- Exercise: Each record that follows is to be duplicated exactly, though its pictures are not.

- Input records:
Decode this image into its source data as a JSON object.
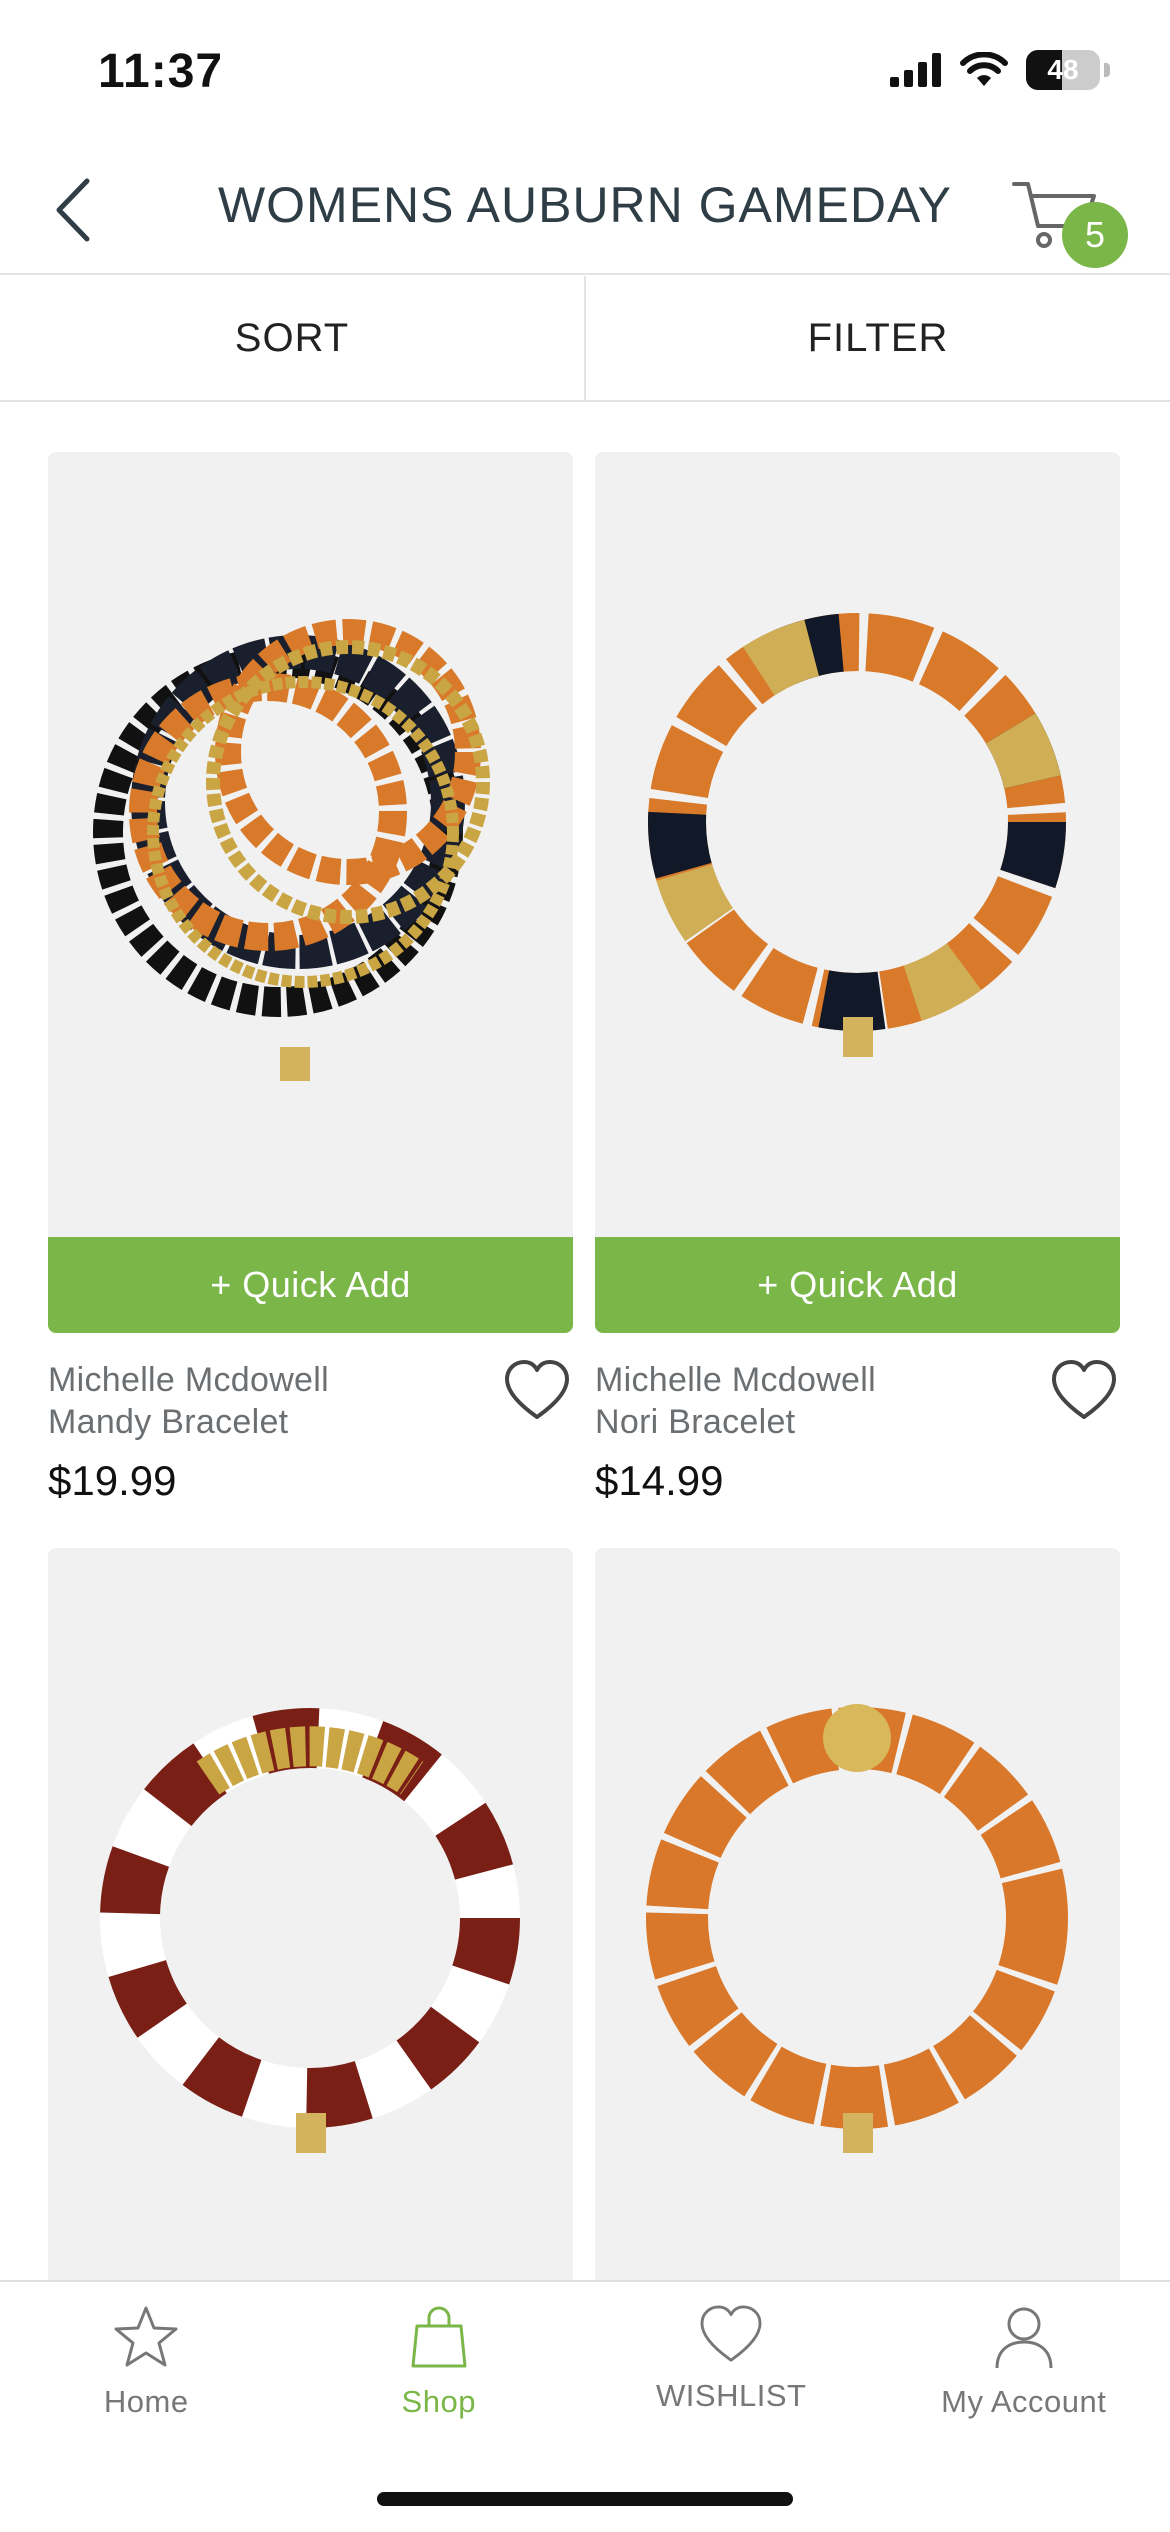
{
  "status_bar": {
    "time": "11:37",
    "battery_level": "48",
    "icons": [
      "cellular-signal-icon",
      "wifi-icon",
      "battery-icon"
    ]
  },
  "header": {
    "title": "WOMENS AUBURN GAMEDAY",
    "back_icon": "chevron-left-icon",
    "cart_icon": "cart-icon",
    "cart_count": "5"
  },
  "toolbar": {
    "sort_label": "SORT",
    "filter_label": "FILTER"
  },
  "products": [
    {
      "brand": "Michelle Mcdowell",
      "name": "Mandy Bracelet",
      "price": "$19.99",
      "quick_add": "+ Quick Add",
      "wishlist_icon": "heart-icon"
    },
    {
      "brand": "Michelle Mcdowell",
      "name": "Nori Bracelet",
      "price": "$14.99",
      "quick_add": "+ Quick Add",
      "wishlist_icon": "heart-icon"
    },
    {
      "image": "maroon-white-bracelet"
    },
    {
      "image": "orange-bracelet"
    }
  ],
  "tabbar": {
    "items": [
      {
        "label": "Home",
        "icon": "star-icon",
        "active": false
      },
      {
        "label": "Shop",
        "icon": "shopping-bag-icon",
        "active": true
      },
      {
        "label": "WISHLIST",
        "icon": "heart-icon",
        "active": false
      },
      {
        "label": "My Account",
        "icon": "user-icon",
        "active": false
      }
    ]
  },
  "colors": {
    "accent": "#7ab648",
    "title_text": "#2f3e46",
    "muted_text": "#6b6f72"
  }
}
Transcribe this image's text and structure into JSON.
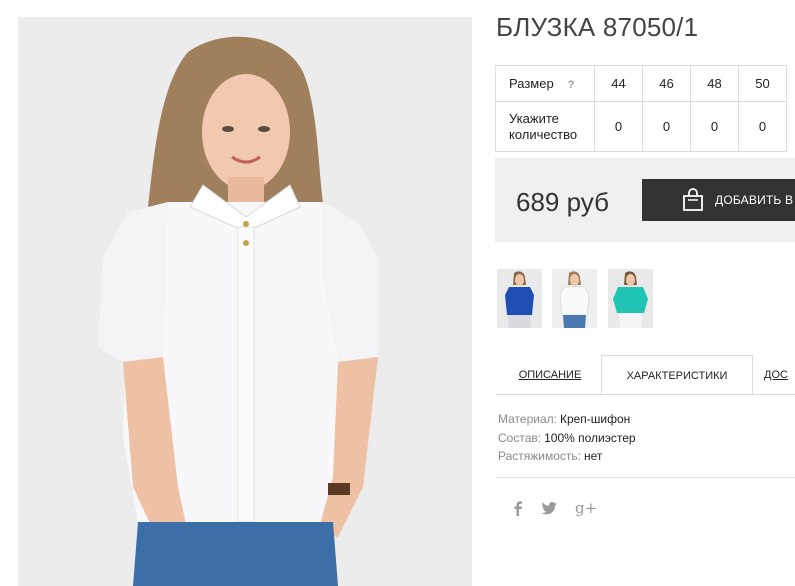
{
  "product": {
    "title": "БЛУЗКА 87050/1"
  },
  "size_table": {
    "size_label": "Размер",
    "help_mark": "?",
    "sizes": [
      "44",
      "46",
      "48",
      "50"
    ],
    "quantity_label_line1": "Укажите",
    "quantity_label_line2": "количество",
    "quantities": [
      "0",
      "0",
      "0",
      "0"
    ]
  },
  "buy": {
    "price": "689 руб",
    "cart_label": "ДОБАВИТЬ В З",
    "cart_icon": "shopping-bag-icon"
  },
  "thumbnails": [
    {
      "color": "blue",
      "swatch": "#1f4fb4"
    },
    {
      "color": "white",
      "swatch": "#f4f4f4"
    },
    {
      "color": "turquoise",
      "swatch": "#1fc4b4"
    }
  ],
  "tabs": [
    {
      "label": "ОПИСАНИЕ",
      "active": false
    },
    {
      "label": "ХАРАКТЕРИСТИКИ",
      "active": true
    },
    {
      "label": "ДОС",
      "active": false
    }
  ],
  "characteristics": [
    {
      "key": "Материал:",
      "value": "Креп-шифон"
    },
    {
      "key": "Состав:",
      "value": "100% полиэстер"
    },
    {
      "key": "Растяжимость:",
      "value": "нет"
    }
  ],
  "social": [
    {
      "icon": "facebook-icon",
      "glyph": "f"
    },
    {
      "icon": "twitter-icon",
      "glyph": "twitter"
    },
    {
      "icon": "google-plus-icon",
      "glyph": "g+"
    }
  ],
  "colors": {
    "accent_dark": "#333333",
    "buybox_bg": "#f0f0f0",
    "border": "#dcdcdc"
  }
}
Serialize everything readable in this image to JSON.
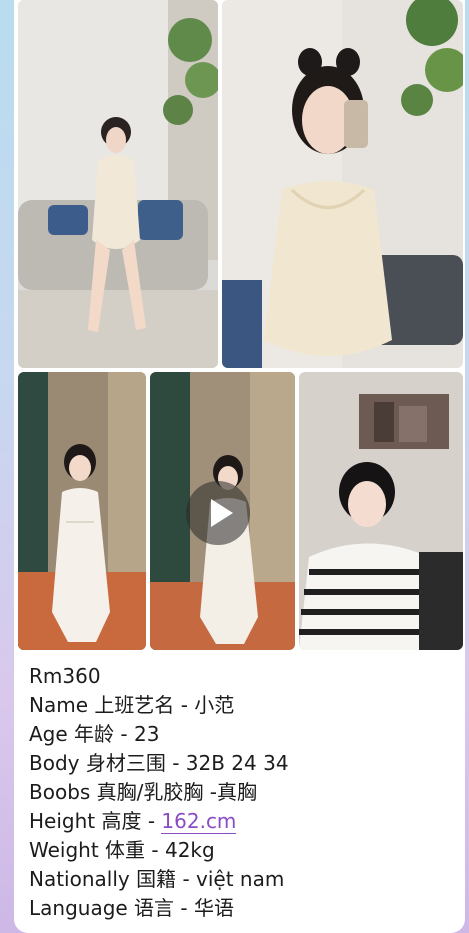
{
  "post": {
    "caption": {
      "price": "Rm360",
      "name": "Name 上班艺名 -  小范",
      "age": "Age 年龄 - 23",
      "body": "Body 身材三围 - 32B 24 34",
      "boobs": "Boobs 真胸/乳胶胸 -真胸",
      "height_prefix": "Height 高度 - ",
      "height_link": "162.cm",
      "weight": "Weight 体重 - 42kg",
      "nationality": "Nationally 国籍 - việt nam",
      "language": "Language 语言 - 华语"
    }
  },
  "photos": [
    {
      "name": "photo-sofa-wide",
      "type": "image"
    },
    {
      "name": "photo-selfie-closeup",
      "type": "image"
    },
    {
      "name": "photo-lace-dress",
      "type": "image"
    },
    {
      "name": "video-lace-dress",
      "type": "video"
    },
    {
      "name": "photo-striped-top",
      "type": "image"
    }
  ],
  "icons": {
    "video_play": "play-icon"
  },
  "colors": {
    "link": "#8a4cc4",
    "text": "#1c1c1c",
    "background": "#c7d8f0"
  }
}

- Finished task:
Decode this image into its source data as a JSON object.
{
  "status_bar": {
    "time": "11:37",
    "battery_level": "48",
    "icons": [
      "cellular-signal-icon",
      "wifi-icon",
      "battery-icon"
    ]
  },
  "header": {
    "title": "WOMENS AUBURN GAMEDAY",
    "back_icon": "chevron-left-icon",
    "cart_icon": "cart-icon",
    "cart_count": "5"
  },
  "toolbar": {
    "sort_label": "SORT",
    "filter_label": "FILTER"
  },
  "products": [
    {
      "brand": "Michelle Mcdowell",
      "name": "Mandy Bracelet",
      "price": "$19.99",
      "quick_add": "+ Quick Add",
      "wishlist_icon": "heart-icon"
    },
    {
      "brand": "Michelle Mcdowell",
      "name": "Nori Bracelet",
      "price": "$14.99",
      "quick_add": "+ Quick Add",
      "wishlist_icon": "heart-icon"
    },
    {
      "image": "maroon-white-bracelet"
    },
    {
      "image": "orange-bracelet"
    }
  ],
  "tabbar": {
    "items": [
      {
        "label": "Home",
        "icon": "star-icon",
        "active": false
      },
      {
        "label": "Shop",
        "icon": "shopping-bag-icon",
        "active": true
      },
      {
        "label": "WISHLIST",
        "icon": "heart-icon",
        "active": false
      },
      {
        "label": "My Account",
        "icon": "user-icon",
        "active": false
      }
    ]
  },
  "colors": {
    "accent": "#7ab648",
    "title_text": "#2f3e46",
    "muted_text": "#6b6f72"
  }
}
Transcribe this image's text and structure into JSON.
{
  "product": {
    "title": "БЛУЗКА 87050/1"
  },
  "size_table": {
    "size_label": "Размер",
    "help_mark": "?",
    "sizes": [
      "44",
      "46",
      "48",
      "50"
    ],
    "quantity_label_line1": "Укажите",
    "quantity_label_line2": "количество",
    "quantities": [
      "0",
      "0",
      "0",
      "0"
    ]
  },
  "buy": {
    "price": "689 руб",
    "cart_label": "ДОБАВИТЬ В З",
    "cart_icon": "shopping-bag-icon"
  },
  "thumbnails": [
    {
      "color": "blue",
      "swatch": "#1f4fb4"
    },
    {
      "color": "white",
      "swatch": "#f4f4f4"
    },
    {
      "color": "turquoise",
      "swatch": "#1fc4b4"
    }
  ],
  "tabs": [
    {
      "label": "ОПИСАНИЕ",
      "active": false
    },
    {
      "label": "ХАРАКТЕРИСТИКИ",
      "active": true
    },
    {
      "label": "ДОС",
      "active": false
    }
  ],
  "characteristics": [
    {
      "key": "Материал:",
      "value": "Креп-шифон"
    },
    {
      "key": "Состав:",
      "value": "100% полиэстер"
    },
    {
      "key": "Растяжимость:",
      "value": "нет"
    }
  ],
  "social": [
    {
      "icon": "facebook-icon",
      "glyph": "f"
    },
    {
      "icon": "twitter-icon",
      "glyph": "twitter"
    },
    {
      "icon": "google-plus-icon",
      "glyph": "g+"
    }
  ],
  "colors": {
    "accent_dark": "#333333",
    "buybox_bg": "#f0f0f0",
    "border": "#dcdcdc"
  }
}
Serialize everything readable in this image to JSON.
{
  "post": {
    "caption": {
      "price": "Rm360",
      "name": "Name 上班艺名 -  小范",
      "age": "Age 年龄 - 23",
      "body": "Body 身材三围 - 32B 24 34",
      "boobs": "Boobs 真胸/乳胶胸 -真胸",
      "height_prefix": "Height 高度 - ",
      "height_link": "162.cm",
      "weight": "Weight 体重 - 42kg",
      "nationality": "Nationally 国籍 - việt nam",
      "language": "Language 语言 - 华语"
    }
  },
  "photos": [
    {
      "name": "photo-sofa-wide",
      "type": "image"
    },
    {
      "name": "photo-selfie-closeup",
      "type": "image"
    },
    {
      "name": "photo-lace-dress",
      "type": "image"
    },
    {
      "name": "video-lace-dress",
      "type": "video"
    },
    {
      "name": "photo-striped-top",
      "type": "image"
    }
  ],
  "icons": {
    "video_play": "play-icon"
  },
  "colors": {
    "link": "#8a4cc4",
    "text": "#1c1c1c",
    "background": "#c7d8f0"
  }
}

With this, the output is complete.